The strategy was effective and has inspired new initiatives. “We were producing a lot of food on our lands and on the community farm” remembers Dona Silene Pereira da Silva, who has lived in the community for five years. “But there was nowhere to sell our products”.

Dona Silene and some other women suggested that the community set up a rural market in the town. No sooner said than done: they asked the municipality for authorization and set up their stalls in Barra do Ouro’s main street.  “We started slowly, but the townspeople saw how healthy our food is and its high quality.  And other friends saw our success and began to bring their products,” she explains.
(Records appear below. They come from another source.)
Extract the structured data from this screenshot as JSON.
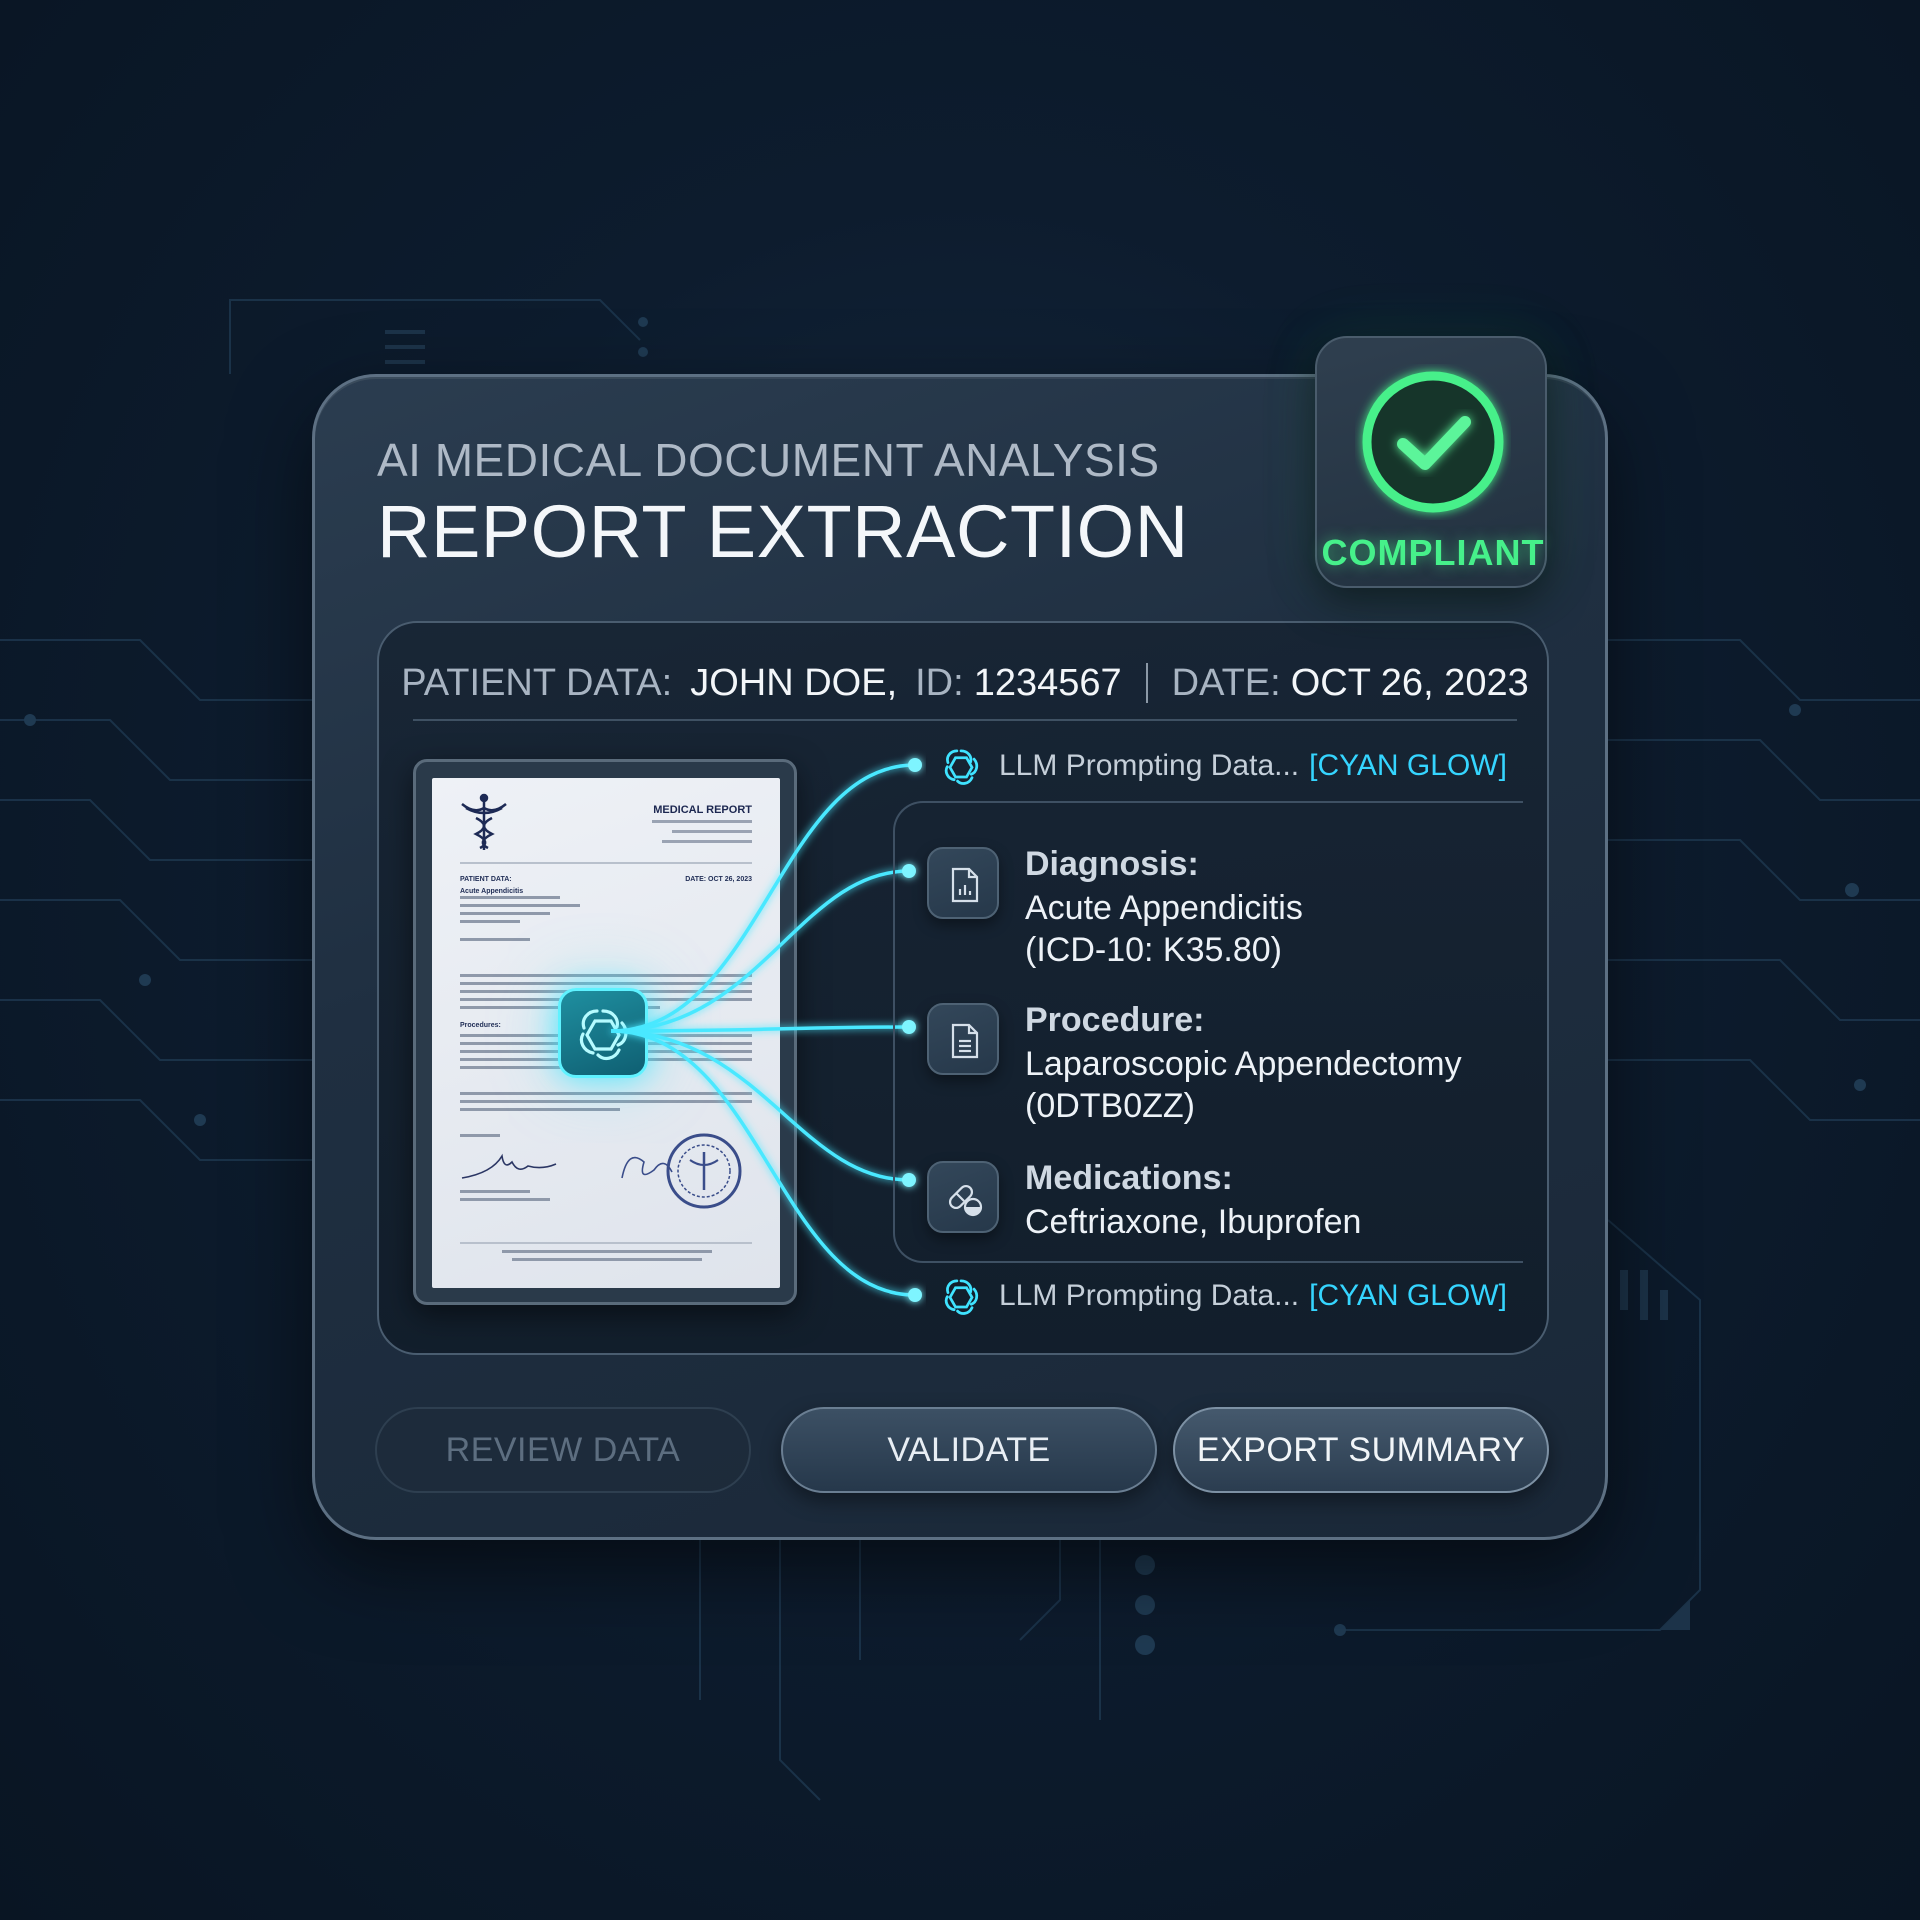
{
  "header": {
    "subtitle": "AI MEDICAL DOCUMENT ANALYSIS",
    "title": "REPORT EXTRACTION"
  },
  "status_badge": {
    "label": "COMPLIANT",
    "icon": "check-circle-icon",
    "color": "#46f08a"
  },
  "patient_bar": {
    "patient_key": "PATIENT DATA:",
    "patient_name": "JOHN DOE,",
    "id_key": "ID:",
    "id_value": "1234567",
    "date_key": "DATE:",
    "date_value": "OCT 26, 2023"
  },
  "document": {
    "title": "MEDICAL REPORT",
    "patient_label": "PATIENT DATA:",
    "date_label": "DATE: OCT 26, 2023",
    "section_diagnosis": "Acute Appendicitis",
    "section_procedure_line": "Lapaorsopic Appendectomy",
    "procedures_heading": "Procedures:"
  },
  "llm_rows": [
    {
      "text": "LLM Prompting Data...",
      "tag": "[CYAN GLOW]",
      "icon": "ai-knot-icon"
    },
    {
      "text": "LLM Prompting Data...",
      "tag": "[CYAN GLOW]",
      "icon": "ai-knot-icon"
    }
  ],
  "results": [
    {
      "label": "Diagnosis:",
      "value_line1": "Acute Appendicitis",
      "value_line2": "(ICD-10: K35.80)",
      "icon": "document-chart-icon"
    },
    {
      "label": "Procedure:",
      "value_line1": "Laparoscopic Appendectomy",
      "value_line2": "(0DTB0ZZ)",
      "icon": "document-lines-icon"
    },
    {
      "label": "Medications:",
      "value_line1": "Ceftriaxone, Ibuprofen",
      "value_line2": "",
      "icon": "pill-icon"
    }
  ],
  "buttons": {
    "review": "REVIEW DATA",
    "validate": "VALIDATE",
    "export": "EXPORT SUMMARY"
  },
  "colors": {
    "accent_cyan": "#35d5ff",
    "compliant_green": "#46f08a",
    "panel": "#1f2f41"
  }
}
In the middle of September 2019, the Tauá suffered a blow they are still reeling from.  A large fire destroyed approximately 60% of their community farm and the building in which the families milled their flour.  Arson was suspected.  For years, the community has suffered from violent attacks by land grabbers who produce soy in the region and who have burnt and knocked down the families’ houses, blocked access roads and stopped school transport from entering the community, to prevent children and adolescents attending school.

As well as financial losses, the fire led to the suspension of the fortnightly market in the town. “It was so sad to see the fire consuming everything we had planted and almost reaching our friends’ homes.  There are people here who spent more than five days fighting the fire to stop it spreading any further.  Today, my dream is to go straight back to work with my husband and neighbours and revive our market,” says 29-year-old Antônia Pereira da Silva.  Through a project developed by the Tauá Community, which relied on support from the Ecumenical Coordination of Service (Coordenadoria Ecumênica de Serviço: CESE) and HEKS/EPER, as well as cooperation from the Araguaia-Tocantins Pastoral Land Commission (Comissão Pastoral da Terra: CPT), the families now have access to basic items to reconstruct the flour house and replant the fields, including seeds, a cassava grating machine, water tanks, tiles, timber, a sealing machine to pack the flour, and other materials.

The flour house is being restructured to start immediately.  The cassava seed planting, on the other hand, will take place over the year, depending on the dry and rainy seasons characteristic of the region.  “All of this is a blessing, it’s a door that God is opening for us.  It makes us hopeful, having the flour house working, so we can earn a little money.  It’ll be so good, it’ll be great,” says Dona Silene, smiling.

By Rafael Oliveira

Web series (R)Existence in the Cerrado

The Cerrado is one of the largest and most important biomes in Brazil, with a biodiversity covering 23% of the national territory and supporting a range of indigenous and quilombola communities.  The biome suffers from deforestation, principally caused by the agricultural sector and exacerbated by outbreaks of fire.  According to a report published in the Brasil de Fato newspaper, on 2 August 2020 there were 12 thousand outbreaks of fire in the biome.

In the coming months, the Ecumenical Coordination of Service (Coordenadoria Ecumênica de Serviço: CESE), with support from HEKS/EPER, invites supporters to find out about the history of struggle and resistance of the people who live in the #cerrados in Brazil.  CESE’s communication channels will broadcast a weekly web series telling the stories of the communities and people whose lives were partially destroyed in 2019 by the fires in their territories, but who have found the strength to rebuild their houses, replant their fields and reorganize their work and daily activities.

The series will be broadcast on CESE’s communication channels in September and October 2020 and at:
Campanha Nacional em Defesa do Cerrado (National Campaign in Defence of the Cerrado) 


Images taken prior to the COVID-19 pandemic.